While Booz Allen provides the tests to decide whether a dispute is arbitrable or not, Sukanya Holdings (P) Ltd. v. Jayesh H. Pandya deals with whether the relief being sought can be granted by an arbitral tribunal. In this case, it was held that when an application under Section 8 of the Arbitration and Conciliation Act, 1996 (‘1996 Act’) has been filed, the matter should be one which the parties have agreed to refer to arbitration. Furthermore, if disputes were partly-arbitrable, bifurcation would not be allowed, and the arbitration of these disputes would then be prohibited.
Case law such as Ministry of Sound International v. M/s Indu Renaissance Partners and Eurokids International v. Bhaskar Vidyapeethhave allowed for disputes regarding IPR and emerging out of a contractual agreement to be referred to arbitration.
Rights in Rem v. Right in Personam

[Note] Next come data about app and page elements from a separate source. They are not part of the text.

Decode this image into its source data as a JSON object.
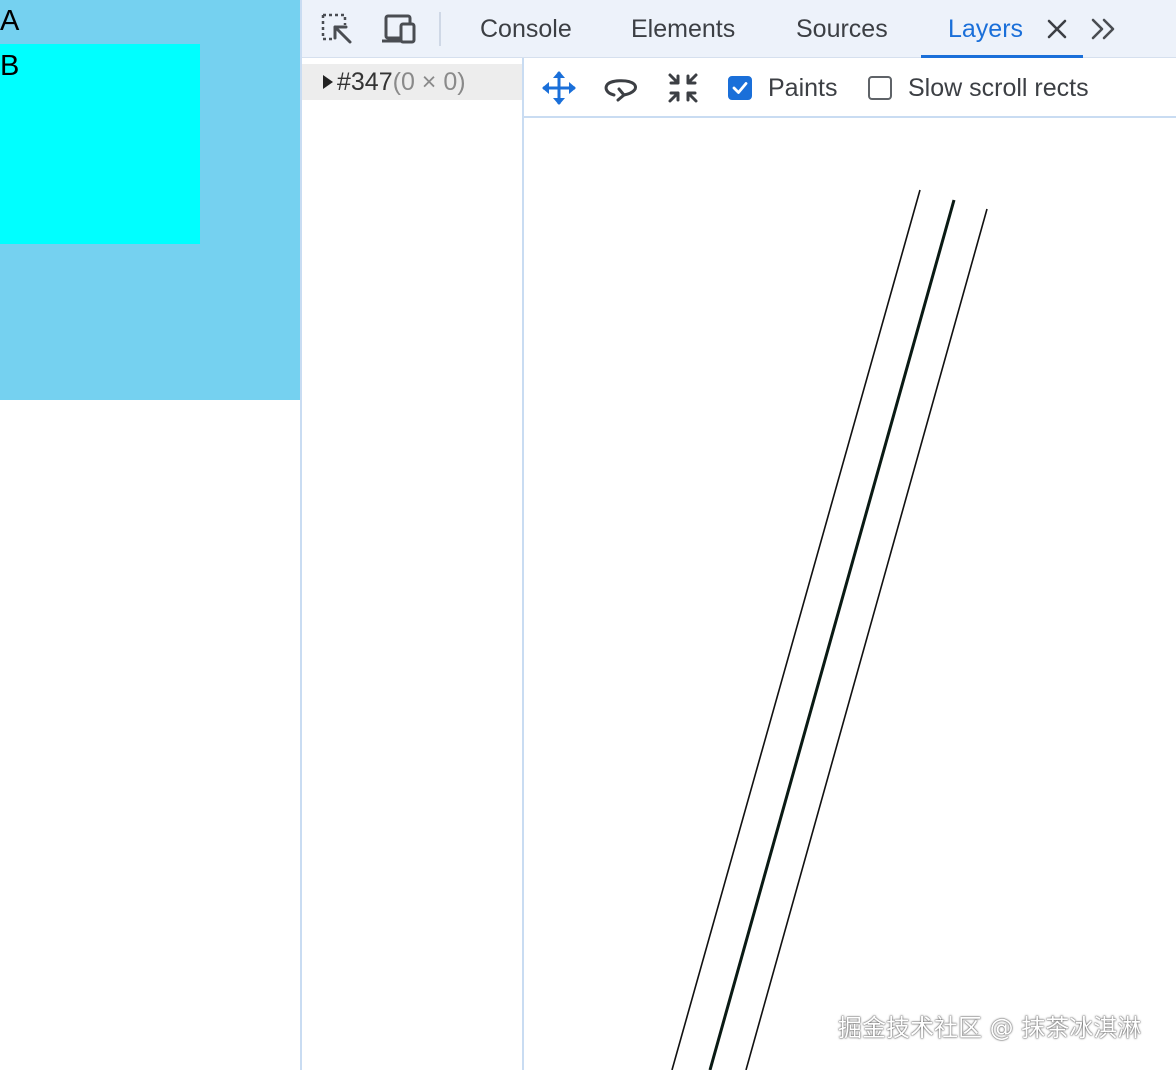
{
  "page": {
    "box_a": {
      "label": "A",
      "color": "#75d1f0"
    },
    "box_b": {
      "label": "B",
      "color": "#00ffff"
    }
  },
  "devtools": {
    "toolbar_icons": [
      "inspect-element-icon",
      "device-toolbar-icon"
    ],
    "tabs": [
      {
        "label": "Console",
        "active": false
      },
      {
        "label": "Elements",
        "active": false
      },
      {
        "label": "Sources",
        "active": false
      },
      {
        "label": "Layers",
        "active": true
      }
    ],
    "close_tab_icon": "close-icon",
    "more_tabs_icon": "chevron-double-right-icon",
    "accent_color": "#1a6fd9",
    "layer_tree": {
      "items": [
        {
          "id": "#347",
          "size": "(0 × 0)",
          "expanded": false
        }
      ]
    },
    "viewer_toolbar": {
      "tools": [
        "pan-mode-icon",
        "rotate-mode-icon",
        "reset-transform-icon"
      ],
      "paints": {
        "label": "Paints",
        "checked": true
      },
      "slow_scroll_rects": {
        "label": "Slow scroll rects",
        "checked": false
      }
    }
  },
  "watermark": "掘金技术社区 @ 抹茶冰淇淋"
}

The wrongs committed that lead to IPR disputes are tortious in nature, and were regarded as such for several years. The concepts of rights in rem and in personam have been applied to IPR disputes as well. In this section, the author explores the grey areas surrounding the demarcation of disputes as affecting rights in rem.
If we draw a parallel to immovable property, it is observed that even though the owner has a right in rem to immovable or moveable property, a licence or bailment is a contractual agreement between the owner and the other party. As a result, a pure action in rem cannot be one which is inclusive of contractual rights or a breach of a contractual condition.
However, there are contradictory views of courts on this issue, specifically with regards to IPR. In Eros International Media Ltd. v. Telemax Links India (P) Ltd, the court held that an action for infringement was a right in personam, but in Indian Performing Right Society Ltd. v. Entertainment Network (India) Ltd., the court disagreed and held it to be a right in rem.
The principal confusion arises due to the dual nature of the rights available. For example, in a licensing agreement of a patent for a limited period, where the licensee violates the agreement, the right of the owner is a right in rem. However, at the same time, the right of the owner as a licensor against the licensee is a right in personam. If the owner has agreed to arbitration on the occurrence of any dispute, it can be taken to mean that the owner has opted to exercise his rights as a licensor. This choice of the owner must be taken into account while determining the right in question and the implied option should be recognized.
Apurva Singhi is a third-year student at the National University of Juridical Sciences. She has a keen interest in the fields of Arbitration and Intellectual Property Rights. For any discussion related to the article she can be contacted at email@example.com.